START Records for this exercise
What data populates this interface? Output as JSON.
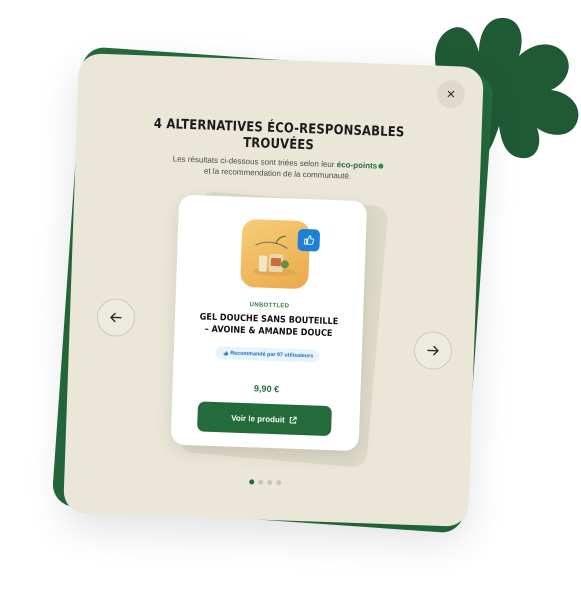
{
  "modal": {
    "title_line1": "4 ALTERNATIVES ÉCO-RESPONSABLES",
    "title_line2": "TROUVÉES",
    "subtitle_before": "Les résultats ci-dessous sont triées selon leur",
    "subtitle_eco": "éco-points",
    "subtitle_after": "et la recommendation de la communauté.",
    "close_label": "×"
  },
  "product": {
    "brand": "UNBOTTLED",
    "name_line1": "GEL DOUCHE SANS BOUTEILLE",
    "name_line2": "– AVOINE & AMANDE DOUCE",
    "recommendation": "Recommandé par 97 utilisateurs",
    "price": "9,90 €",
    "cta_label": "Voir le produit"
  },
  "carousel": {
    "total": 4,
    "active_index": 0
  },
  "colors": {
    "brand_green": "#246b3c",
    "card_beige": "#eae7d9",
    "badge_blue": "#1e7fd8"
  },
  "icons": {
    "close": "close-icon",
    "prev": "arrow-left-icon",
    "next": "arrow-right-icon",
    "badge": "thumbs-up-icon",
    "external": "external-link-icon"
  }
}
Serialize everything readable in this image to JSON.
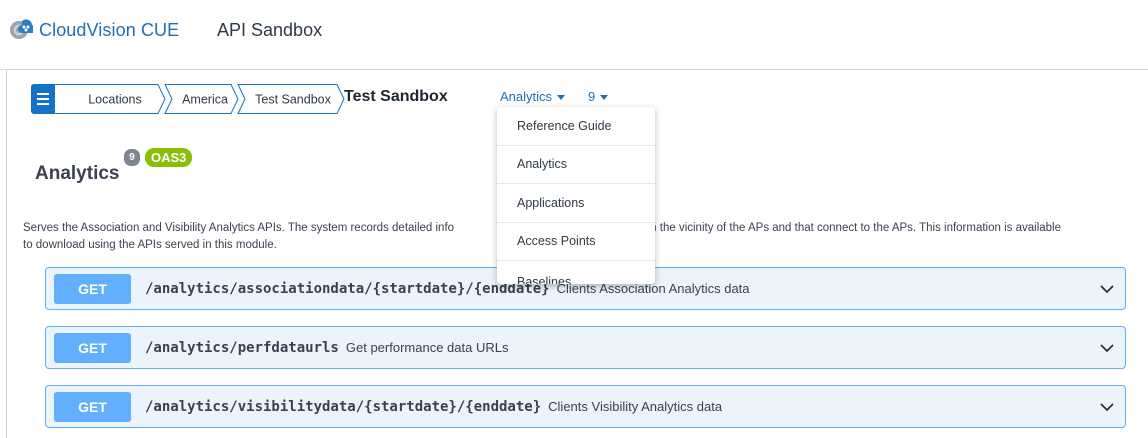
{
  "header": {
    "brand_name": "CloudVision",
    "brand_suffix": "CUE",
    "app_title": "API Sandbox"
  },
  "breadcrumb": {
    "items": [
      "Locations",
      "America",
      "Test Sandbox"
    ],
    "current": "Test Sandbox"
  },
  "nav_dropdowns": {
    "module": "Analytics",
    "count": "9"
  },
  "section": {
    "title": "Analytics",
    "version_badge": "9",
    "spec_badge": "OAS3",
    "description_line1_start": "Serves the Association and Visibility Analytics APIs. The system records detailed info",
    "description_line1_end": "ome in the vicinity of the APs and that connect to the APs. This information is available",
    "description_line2": "to download using the APIs served in this module."
  },
  "operations": [
    {
      "method": "GET",
      "path": "/analytics/associationdata/{startdate}/{enddate}",
      "summary": "Clients Association Analytics data"
    },
    {
      "method": "GET",
      "path": "/analytics/perfdataurls",
      "summary": "Get performance data URLs"
    },
    {
      "method": "GET",
      "path": "/analytics/visibilitydata/{startdate}/{enddate}",
      "summary": "Clients Visibility Analytics data"
    }
  ],
  "dropdown_menu": {
    "items": [
      "Reference Guide",
      "Analytics",
      "Applications",
      "Access Points",
      "Baselines"
    ]
  },
  "icons": {
    "menu": "hamburger-icon",
    "brand": "cloudvision-logo-icon",
    "expand": "chevron-down-icon",
    "dropdown": "caret-down-icon"
  },
  "colors": {
    "accent_blue": "#1473c8",
    "get_method": "#61affe",
    "get_background": "#ebf3fb",
    "oas_badge": "#89bf04",
    "version_badge": "#7d8492"
  }
}
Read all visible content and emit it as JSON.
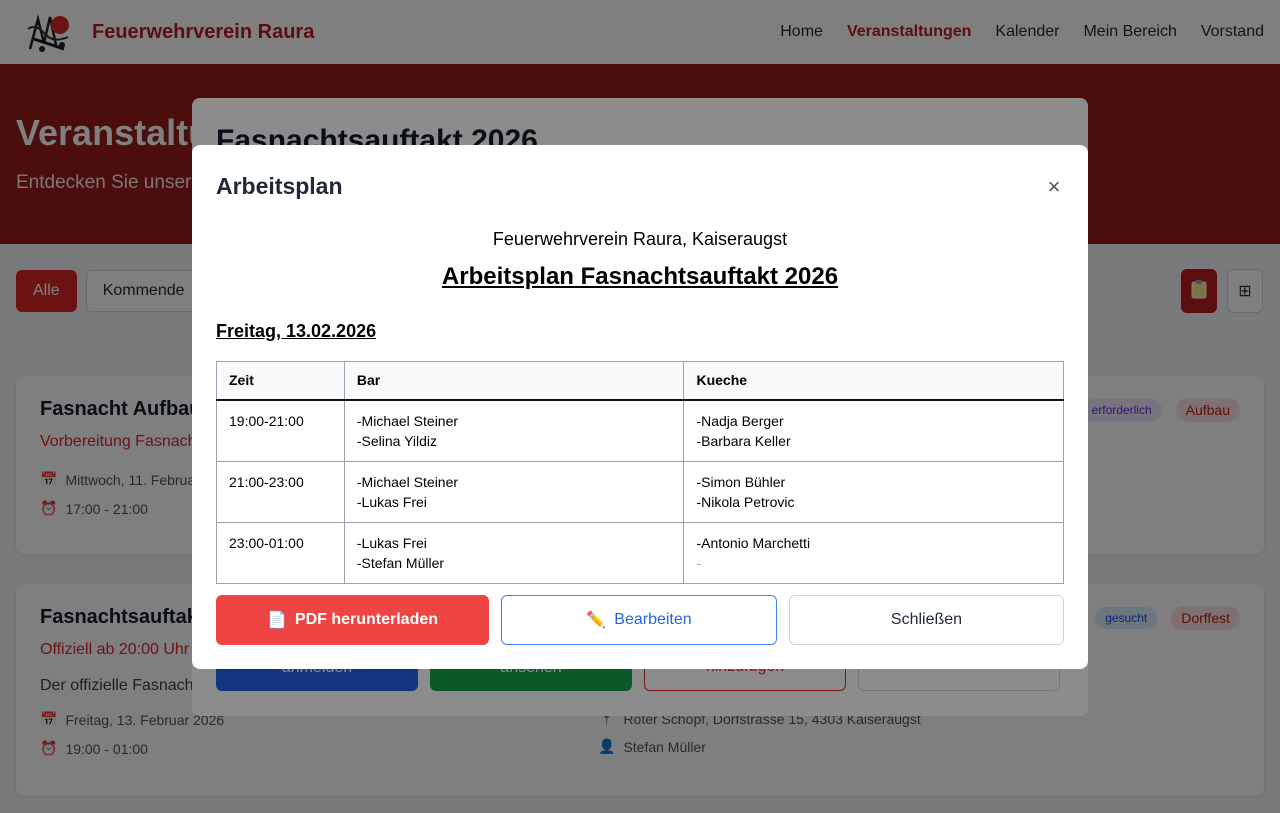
{
  "brand": {
    "name": "Feuerwehrverein Raura"
  },
  "nav": {
    "home": "Home",
    "events": "Veranstaltungen",
    "calendar": "Kalender",
    "my_area": "Mein Bereich",
    "board": "Vorstand"
  },
  "hero": {
    "title": "Veranstaltu",
    "subtitle": "Entdecken Sie unser"
  },
  "filters": {
    "all": "Alle",
    "upcoming": "Kommende"
  },
  "view_icons": {
    "list": "clipboard-icon",
    "grid": "grid-icon"
  },
  "cards": [
    {
      "title": "Fasnacht Aufbau",
      "subtitle": "Vorbereitung Fasnach",
      "date": "Mittwoch, 11. Februa",
      "time": "17:00 - 21:00",
      "badge_status": "erforderlich",
      "badge_category": "Aufbau"
    },
    {
      "title": "Fasnachtsauftakt",
      "subtitle": "Offiziell ab 20:00 Uhr",
      "description": "Der offizielle Fasnach",
      "date": "Freitag, 13. Februar 2026",
      "time": "19:00 - 01:00",
      "location": "Roter Schopf, Dorfstrasse 15, 4303 Kaiseraugst",
      "organizer": "Stefan Müller",
      "badge_status": "gesucht",
      "badge_category": "Dorffest"
    }
  ],
  "back_modal": {
    "title": "Fasnachtsauftakt 2026",
    "btn_register": "anmelden",
    "btn_view": "ansehen",
    "btn_add": "hinzufügen"
  },
  "modal": {
    "title": "Arbeitsplan",
    "close": "×",
    "org": "Feuerwehrverein Raura, Kaiseraugst",
    "plan_title": "Arbeitsplan Fasnachtsauftakt 2026",
    "day": "Freitag, 13.02.2026",
    "columns": [
      "Zeit",
      "Bar",
      "Kueche"
    ],
    "rows": [
      {
        "time": "19:00-21:00",
        "bar": [
          "-Michael Steiner",
          "-Selina Yildiz"
        ],
        "kitchen": [
          "-Nadja Berger",
          "-Barbara Keller"
        ]
      },
      {
        "time": "21:00-23:00",
        "bar": [
          "-Michael Steiner",
          "-Lukas Frei"
        ],
        "kitchen": [
          "-Simon Bühler",
          "-Nikola Petrovic"
        ]
      },
      {
        "time": "23:00-01:00",
        "bar": [
          "-Lukas Frei",
          "-Stefan Müller"
        ],
        "kitchen": [
          "-Antonio Marchetti",
          "-"
        ]
      }
    ],
    "btn_pdf": "PDF herunterladen",
    "btn_edit": "Bearbeiten",
    "btn_close": "Schließen"
  },
  "colors": {
    "brand_red": "#b91c1c",
    "hero_red": "#991b1b",
    "pdf_red": "#ef4444",
    "edit_blue": "#2563eb"
  }
}
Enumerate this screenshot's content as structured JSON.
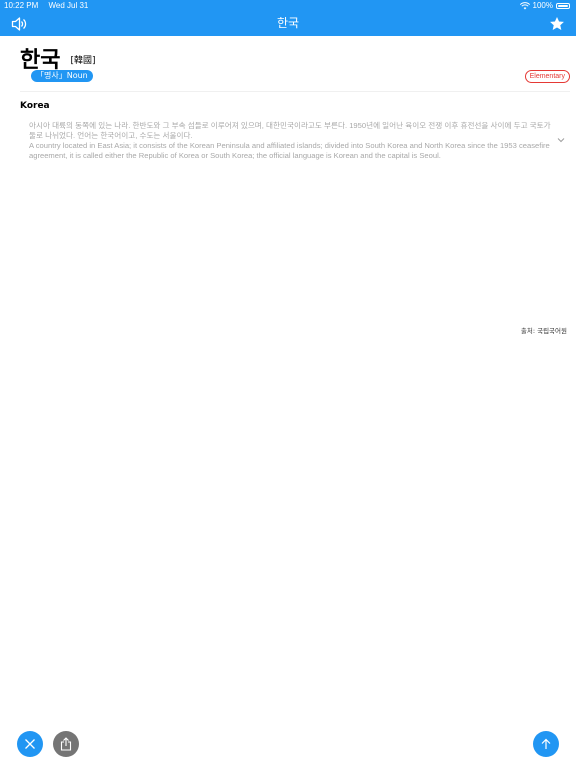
{
  "status_bar": {
    "time": "10:22 PM",
    "date": "Wed Jul 31",
    "battery": "100%"
  },
  "nav": {
    "title": "한국",
    "left_icon": "speaker-icon",
    "right_icon": "star-icon"
  },
  "entry": {
    "headword": "한국",
    "hanja": "[韓國]",
    "pos": "「명사」Noun",
    "level": "Elementary",
    "sense_title": "Korea",
    "definition_ko": "아시아 대륙의 동쪽에 있는 나라. 한반도와 그 부속 섬들로 이루어져 있으며, 대한민국이라고도 부른다. 1950년에 일어난 육이오 전쟁 이후 휴전선을 사이에 두고 국토가 둘로 나뉘었다. 언어는 한국어이고, 수도는 서울이다.",
    "definition_en": "A country located in East Asia; it consists of the Korean Peninsula and affiliated islands; divided into South Korea and North Korea since the 1953 ceasefire agreement, it is called either the Republic of Korea or South Korea; the official language is Korean and the capital is Seoul."
  },
  "source": "출처: 국립국어원",
  "colors": {
    "primary": "#2196F3",
    "level_badge": "#e53935",
    "share_button": "#757575"
  }
}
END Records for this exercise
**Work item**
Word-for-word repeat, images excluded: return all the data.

**Solution to this task**
What data populates this interface? Output as JSON.
{
  "modal": {
    "title_line1": "4 ALTERNATIVES ÉCO-RESPONSABLES",
    "title_line2": "TROUVÉES",
    "subtitle_before": "Les résultats ci-dessous sont triées selon leur",
    "subtitle_eco": "éco-points",
    "subtitle_after": "et la recommendation de la communauté.",
    "close_label": "×"
  },
  "product": {
    "brand": "UNBOTTLED",
    "name_line1": "GEL DOUCHE SANS BOUTEILLE",
    "name_line2": "– AVOINE & AMANDE DOUCE",
    "recommendation": "Recommandé par 97 utilisateurs",
    "price": "9,90 €",
    "cta_label": "Voir le produit"
  },
  "carousel": {
    "total": 4,
    "active_index": 0
  },
  "colors": {
    "brand_green": "#246b3c",
    "card_beige": "#eae7d9",
    "badge_blue": "#1e7fd8"
  },
  "icons": {
    "close": "close-icon",
    "prev": "arrow-left-icon",
    "next": "arrow-right-icon",
    "badge": "thumbs-up-icon",
    "external": "external-link-icon"
  }
}
Serialize everything readable in this image to JSON.
{
  "header": {
    "brand_name": "CloudVision",
    "brand_suffix": "CUE",
    "app_title": "API Sandbox"
  },
  "breadcrumb": {
    "items": [
      "Locations",
      "America",
      "Test Sandbox"
    ],
    "current": "Test Sandbox"
  },
  "nav_dropdowns": {
    "module": "Analytics",
    "count": "9"
  },
  "section": {
    "title": "Analytics",
    "version_badge": "9",
    "spec_badge": "OAS3",
    "description_line1_start": "Serves the Association and Visibility Analytics APIs. The system records detailed info",
    "description_line1_end": "ome in the vicinity of the APs and that connect to the APs. This information is available",
    "description_line2": "to download using the APIs served in this module."
  },
  "operations": [
    {
      "method": "GET",
      "path": "/analytics/associationdata/{startdate}/{enddate}",
      "summary": "Clients Association Analytics data"
    },
    {
      "method": "GET",
      "path": "/analytics/perfdataurls",
      "summary": "Get performance data URLs"
    },
    {
      "method": "GET",
      "path": "/analytics/visibilitydata/{startdate}/{enddate}",
      "summary": "Clients Visibility Analytics data"
    }
  ],
  "dropdown_menu": {
    "items": [
      "Reference Guide",
      "Analytics",
      "Applications",
      "Access Points",
      "Baselines"
    ]
  },
  "icons": {
    "menu": "hamburger-icon",
    "brand": "cloudvision-logo-icon",
    "expand": "chevron-down-icon",
    "dropdown": "caret-down-icon"
  },
  "colors": {
    "accent_blue": "#1473c8",
    "get_method": "#61affe",
    "get_background": "#ebf3fb",
    "oas_badge": "#89bf04",
    "version_badge": "#7d8492"
  }
}
Read all visible content and emit it as JSON.
{
  "brand": {
    "name": "Feuerwehrverein Raura"
  },
  "nav": {
    "home": "Home",
    "events": "Veranstaltungen",
    "calendar": "Kalender",
    "my_area": "Mein Bereich",
    "board": "Vorstand"
  },
  "hero": {
    "title": "Veranstaltu",
    "subtitle": "Entdecken Sie unser"
  },
  "filters": {
    "all": "Alle",
    "upcoming": "Kommende"
  },
  "view_icons": {
    "list": "clipboard-icon",
    "grid": "grid-icon"
  },
  "cards": [
    {
      "title": "Fasnacht Aufbau",
      "subtitle": "Vorbereitung Fasnach",
      "date": "Mittwoch, 11. Februa",
      "time": "17:00 - 21:00",
      "badge_status": "erforderlich",
      "badge_category": "Aufbau"
    },
    {
      "title": "Fasnachtsauftakt",
      "subtitle": "Offiziell ab 20:00 Uhr",
      "description": "Der offizielle Fasnach",
      "date": "Freitag, 13. Februar 2026",
      "time": "19:00 - 01:00",
      "location": "Roter Schopf, Dorfstrasse 15, 4303 Kaiseraugst",
      "organizer": "Stefan Müller",
      "badge_status": "gesucht",
      "badge_category": "Dorffest"
    }
  ],
  "back_modal": {
    "title": "Fasnachtsauftakt 2026",
    "btn_register": "anmelden",
    "btn_view": "ansehen",
    "btn_add": "hinzufügen"
  },
  "modal": {
    "title": "Arbeitsplan",
    "close": "×",
    "org": "Feuerwehrverein Raura, Kaiseraugst",
    "plan_title": "Arbeitsplan Fasnachtsauftakt 2026",
    "day": "Freitag, 13.02.2026",
    "columns": [
      "Zeit",
      "Bar",
      "Kueche"
    ],
    "rows": [
      {
        "time": "19:00-21:00",
        "bar": [
          "-Michael Steiner",
          "-Selina Yildiz"
        ],
        "kitchen": [
          "-Nadja Berger",
          "-Barbara Keller"
        ]
      },
      {
        "time": "21:00-23:00",
        "bar": [
          "-Michael Steiner",
          "-Lukas Frei"
        ],
        "kitchen": [
          "-Simon Bühler",
          "-Nikola Petrovic"
        ]
      },
      {
        "time": "23:00-01:00",
        "bar": [
          "-Lukas Frei",
          "-Stefan Müller"
        ],
        "kitchen": [
          "-Antonio Marchetti",
          "-"
        ]
      }
    ],
    "btn_pdf": "PDF herunterladen",
    "btn_edit": "Bearbeiten",
    "btn_close": "Schließen"
  },
  "colors": {
    "brand_red": "#b91c1c",
    "hero_red": "#991b1b",
    "pdf_red": "#ef4444",
    "edit_blue": "#2563eb"
  }
}
Enumerate this screenshot's content as structured JSON.
{
  "status_bar": {
    "time": "10:22 PM",
    "date": "Wed Jul 31",
    "battery": "100%"
  },
  "nav": {
    "title": "한국",
    "left_icon": "speaker-icon",
    "right_icon": "star-icon"
  },
  "entry": {
    "headword": "한국",
    "hanja": "[韓國]",
    "pos": "「명사」Noun",
    "level": "Elementary",
    "sense_title": "Korea",
    "definition_ko": "아시아 대륙의 동쪽에 있는 나라. 한반도와 그 부속 섬들로 이루어져 있으며, 대한민국이라고도 부른다. 1950년에 일어난 육이오 전쟁 이후 휴전선을 사이에 두고 국토가 둘로 나뉘었다. 언어는 한국어이고, 수도는 서울이다.",
    "definition_en": "A country located in East Asia; it consists of the Korean Peninsula and affiliated islands; divided into South Korea and North Korea since the 1953 ceasefire agreement, it is called either the Republic of Korea or South Korea; the official language is Korean and the capital is Seoul."
  },
  "source": "출처: 국립국어원",
  "colors": {
    "primary": "#2196F3",
    "level_badge": "#e53935",
    "share_button": "#757575"
  }
}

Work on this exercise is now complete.